The United States should learn from Europe’s experiences and phase out programs that reduce or remove immigration controls, like the Western Hemisphere Travel Initiative and the Visa Waiver Program. It should also eliminate the American equivalents of “tolerated stay” – immigration parole, deferred action, and temporary protected status. America has already had far too many Anis Amris of its own.

Can Obama Pardon Illegal Aliens?

penandphonePresident-elect Donald Trump has promised to end President Obama’s Deferred Action for Children of Aliens program (DACA).  As a result, advocacy groups have been calling on President Obama to pardon the approximately 750,000 applicants approved under DACA. According to the pro-illegal alien narrative, this would place the DACA applicants on a “path to citizenship.”

But there is a problem with this narrative: the pardon power doesn’t apply to civil offenses.  Although crimes are most often perpetrated upon individuals, criminal acts are considered to be offenses against the community as a whole. Criminals are prosecuted in the name of the government, e.g., State v. John Doe. And they are punished by imprisonment, in order to deter antisocial behavior.

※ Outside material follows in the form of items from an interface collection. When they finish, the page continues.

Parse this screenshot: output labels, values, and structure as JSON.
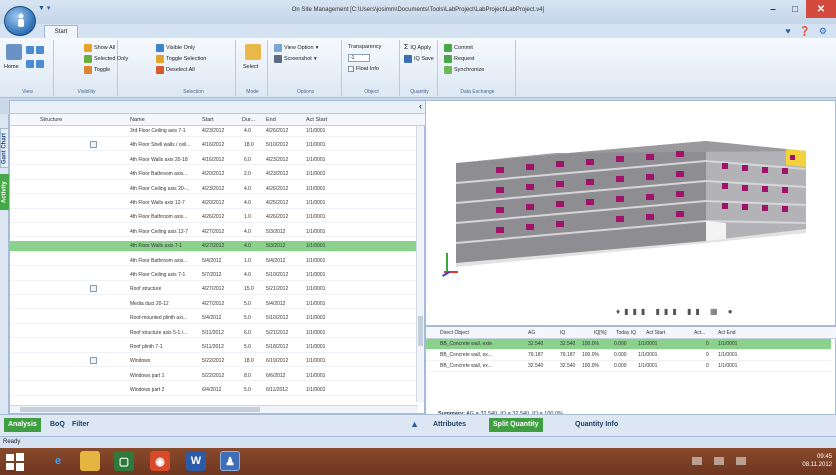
{
  "window": {
    "title": "On Site Management [C:\\Users\\josimm\\Documents\\Tools\\LabProject\\LabProject\\LabProject.v4]",
    "tab": "Start"
  },
  "ribbon": {
    "groups": {
      "view": "View",
      "visibility": "Visibility",
      "selection": "Selection",
      "mode": "Mode",
      "options": "Options",
      "object": "Object",
      "quantity": "Quantity",
      "data_exchange": "Data Exchange"
    },
    "home": "Home",
    "show_all": "Show All",
    "selected_only": "Selected Only",
    "toggle": "Toggle",
    "visible_only": "Visible Only",
    "toggle_selection": "Toggle Selection",
    "deselect_all": "Deselect All",
    "select": "Select",
    "view_option": "View Option",
    "screenshot": "Screenshot",
    "transparency": "Transparency",
    "transparency_value": "-1",
    "float_info": "Float Info",
    "iq_apply": "IQ Apply",
    "iq_save": "IQ Save",
    "commit": "Commit",
    "request": "Request",
    "synchronize": "Synchronize"
  },
  "side_tabs": {
    "gantt": "Gant Chart",
    "activity": "Activity"
  },
  "grid": {
    "headers": {
      "structure": "Structure",
      "name": "Name",
      "start": "Start",
      "duration": "Dur...",
      "end": "End",
      "act_start": "Act Start"
    },
    "rows": [
      {
        "name": "3rd Floor Ceiling axis 7-1",
        "start": "4/23/2012",
        "dur": "4.0",
        "end": "4/26/2012",
        "act": "1/1/0001",
        "tree": false
      },
      {
        "name": "4th Floor Shell walls / ceil...",
        "start": "4/16/2012",
        "dur": "18.0",
        "end": "5/10/2012",
        "act": "1/1/0001",
        "tree": true
      },
      {
        "name": "4th Floor Walls axis 20-18",
        "start": "4/16/2012",
        "dur": "6.0",
        "end": "4/23/2012",
        "act": "1/1/0001",
        "tree": false
      },
      {
        "name": "4th Floor Bathroom axis...",
        "start": "4/20/2012",
        "dur": "2.0",
        "end": "4/23/2012",
        "act": "1/1/0001",
        "tree": false
      },
      {
        "name": "4th Floor Ceiling axis 20-...",
        "start": "4/23/2012",
        "dur": "4.0",
        "end": "4/26/2012",
        "act": "1/1/0001",
        "tree": false
      },
      {
        "name": "4th Floor Walls axis 12-7",
        "start": "4/20/2012",
        "dur": "4.0",
        "end": "4/25/2012",
        "act": "1/1/0001",
        "tree": false
      },
      {
        "name": "4th Floor Bathroom axis...",
        "start": "4/26/2012",
        "dur": "1.0",
        "end": "4/26/2012",
        "act": "1/1/0001",
        "tree": false
      },
      {
        "name": "4th Floor Ceiling axis 12-7",
        "start": "4/27/2012",
        "dur": "4.0",
        "end": "5/3/2012",
        "act": "1/1/0001",
        "tree": false
      },
      {
        "name": "4th Floor Walls axis 7-1",
        "start": "4/27/2012",
        "dur": "4.0",
        "end": "5/3/2012",
        "act": "1/1/0001",
        "tree": false,
        "selected": true
      },
      {
        "name": "4th Floor Bathroom axis...",
        "start": "5/4/2012",
        "dur": "1.0",
        "end": "5/4/2012",
        "act": "1/1/0001",
        "tree": false
      },
      {
        "name": "4th Floor Ceiling axis 7-1",
        "start": "5/7/2012",
        "dur": "4.0",
        "end": "5/10/2012",
        "act": "1/1/0001",
        "tree": false
      },
      {
        "name": "Roof structure",
        "start": "4/27/2012",
        "dur": "15.0",
        "end": "5/21/2012",
        "act": "1/1/0001",
        "tree": true
      },
      {
        "name": "Media duct 20-12",
        "start": "4/27/2012",
        "dur": "5.0",
        "end": "5/4/2012",
        "act": "1/1/0001",
        "tree": false
      },
      {
        "name": "Roof-mounted plinth axi...",
        "start": "5/4/2012",
        "dur": "5.0",
        "end": "5/10/2012",
        "act": "1/1/0001",
        "tree": false
      },
      {
        "name": "Roof structure axis 5-1 /...",
        "start": "5/11/2012",
        "dur": "6.0",
        "end": "5/21/2012",
        "act": "1/1/0001",
        "tree": false
      },
      {
        "name": "Roof plinth 7-1",
        "start": "5/11/2012",
        "dur": "5.0",
        "end": "5/18/2012",
        "act": "1/1/0001",
        "tree": false
      },
      {
        "name": "Windows",
        "start": "5/22/2012",
        "dur": "18.0",
        "end": "6/19/2012",
        "act": "1/1/0001",
        "tree": true
      },
      {
        "name": "Windows part 1",
        "start": "5/22/2012",
        "dur": "8.0",
        "end": "6/6/2012",
        "act": "1/1/0001",
        "tree": false
      },
      {
        "name": "Windows part 2",
        "start": "6/4/2012",
        "dur": "5.0",
        "end": "6/11/2012",
        "act": "1/1/0001",
        "tree": false
      }
    ]
  },
  "bottom_tabs_left": {
    "analysis": "Analysis",
    "boq": "BoQ",
    "filter": "Filter"
  },
  "qty": {
    "headers": {
      "object": "Direct Object",
      "ag": "AG",
      "iq": "IQ",
      "iq_pct": "IQ[%]",
      "today": "Today IQ",
      "act_start": "Act Start",
      "act": "Act...",
      "act_end": "Act End"
    },
    "rows": [
      {
        "object": "BB_Concrete wall, exte",
        "ag": "32.540",
        "iq": "32.540",
        "pct": "100.0%",
        "today": "0.000",
        "start": "1/1/0001",
        "act": "0",
        "end": "1/1/0001",
        "selected": true
      },
      {
        "object": "BB_Concrete wall, ex...",
        "ag": "79.187",
        "iq": "79.187",
        "pct": "100.0%",
        "today": "0.000",
        "start": "1/1/0001",
        "act": "0",
        "end": "1/1/0001"
      },
      {
        "object": "BB_Concrete wall, ex...",
        "ag": "32.540",
        "iq": "32.540",
        "pct": "100.0%",
        "today": "0.000",
        "start": "1/1/0001",
        "act": "0",
        "end": "1/1/0001"
      }
    ],
    "summary_label": "Summary:",
    "summary_text": "AG = 32.540, IQ = 32.540, IQ = 100.0%"
  },
  "bottom_tabs_right": {
    "attributes": "Attributes",
    "split": "Split Quantity",
    "info": "Quantity Info"
  },
  "status": "Ready",
  "tray": {
    "time": "09:45",
    "date": "08.11.2012"
  }
}
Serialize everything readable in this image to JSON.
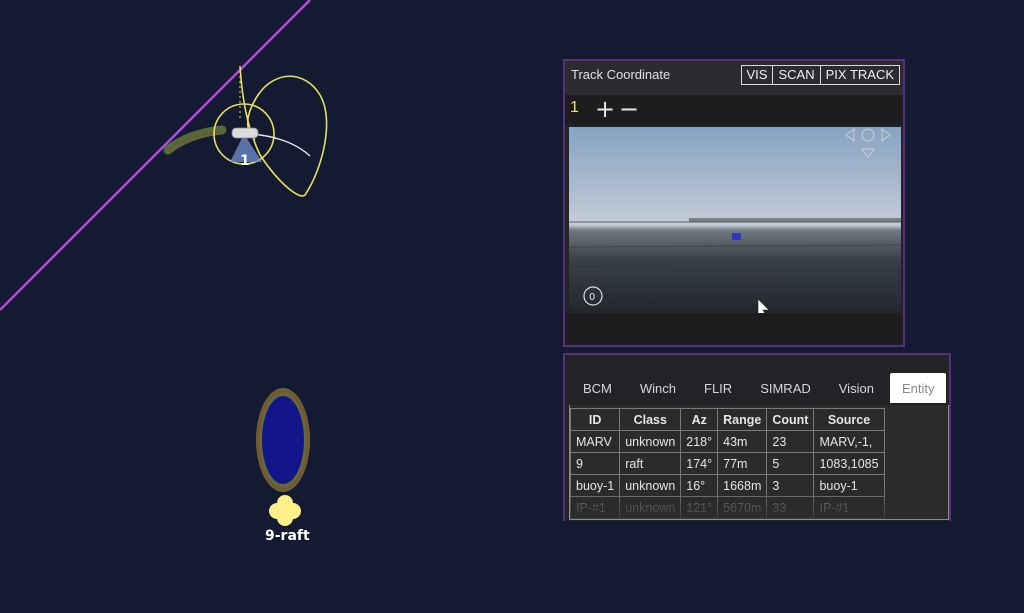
{
  "map": {
    "vessel_label": "1",
    "raft_label": "9-raft"
  },
  "track_panel": {
    "title": "Track Coordinate",
    "modes": [
      "VIS",
      "SCAN",
      "PIX TRACK"
    ],
    "camera_index": "1",
    "zoom_in": "+",
    "zoom_out": "−"
  },
  "data_panel": {
    "tabs": [
      "BCM",
      "Winch",
      "FLIR",
      "SIMRAD",
      "Vision",
      "Entity"
    ],
    "active_tab": "Entity",
    "table": {
      "headers": [
        "ID",
        "Class",
        "Az",
        "Range",
        "Count",
        "Source"
      ],
      "rows": [
        [
          "MARV",
          "unknown",
          "218°",
          "43m",
          "23",
          "MARV,-1,"
        ],
        [
          "9",
          "raft",
          "174°",
          "77m",
          "5",
          "1083,1085"
        ],
        [
          "buoy-1",
          "unknown",
          "16°",
          "1668m",
          "3",
          "buoy-1"
        ],
        [
          "IP-#1",
          "unknown",
          "121°",
          "5670m",
          "33",
          "IP-#1"
        ]
      ]
    }
  },
  "colors": {
    "map_bg": "#131a31",
    "boundary": "#b44be0",
    "track": "#e6e05a",
    "raft_marker": "#fff08a",
    "panel_border": "#5a2f7a"
  }
}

Civil violations consist of behaviors that interfere with the administrative interests of the state. They typically include violations of building codes and the failure to maintain one’s property in a safe condition, and similar acts. Rather than punishing them with imprisonment, the state imposes fines to recover some of the expenses caused by the violation.

Article II, Section 2, Clause 1 of the Constitution is very clear that, “The President…shall have the Power to grant Reprieves and Pardons for Offences against the United States, except in cases of impeachment.” In other words, the president can pardon federal criminal offenses, but not civil violations. While Improper Entry by an Alien is a misdemeanor crime, unlawful presence in the United States is a civil violation. Therefore, a presidential pardon would erase the crime of illegally entering the United States but would have no effect on the civil offense of unlawfully remaining.

The presidential power to pardon derives from old English law. It served as a mechanism to restore the rights lost by a felon who, although guilty of a crime, had fallen prey to extenuating circumstances. It was not a tool for the king to willfully evade those laws he disliked. And such an abuse would likely have led to his overthrow.

Frustration with President Obama’s misuse of executive authority appears to have been one of the factors that caused American voters to elect Donald Trump president. Rather than compound his past errors with an “amnesty-by-pardon” scheme, President Obama should heed the will of the people and let the Trump administration sort out the mess caused by his illegal DACA policies.

LifeZette Asks Leading Immigration Experts: Is America’s Immigration System in Decline?

DHS[1]LifeZette asked leading experts and activists on immigration policy to address one question: Is America’s immigration system in decline?

The experts agreed the nation faces an escalating immigration and refugee crisis. They point to a lack of American political will to take on both the structural immigration challenges for the nation and to fight the radical policies pushed by the current administration as the chief culprits of the expanding crisis.

The administration’s assault on the rule of law and unprecedented unilateral action on refugees have together brought a surge of foreigners — legal and illegal — into the nation without an opportunity for assimilation.

The economic impact has also been significant. The massive increase in predominantly low-skilled laborers has contributed to stagnant wage growth for American workers and nullified much of the job gains made in the tepid economic recovery.

To read what the experts, including FAIR’s President Dan Stein, had to say, click here.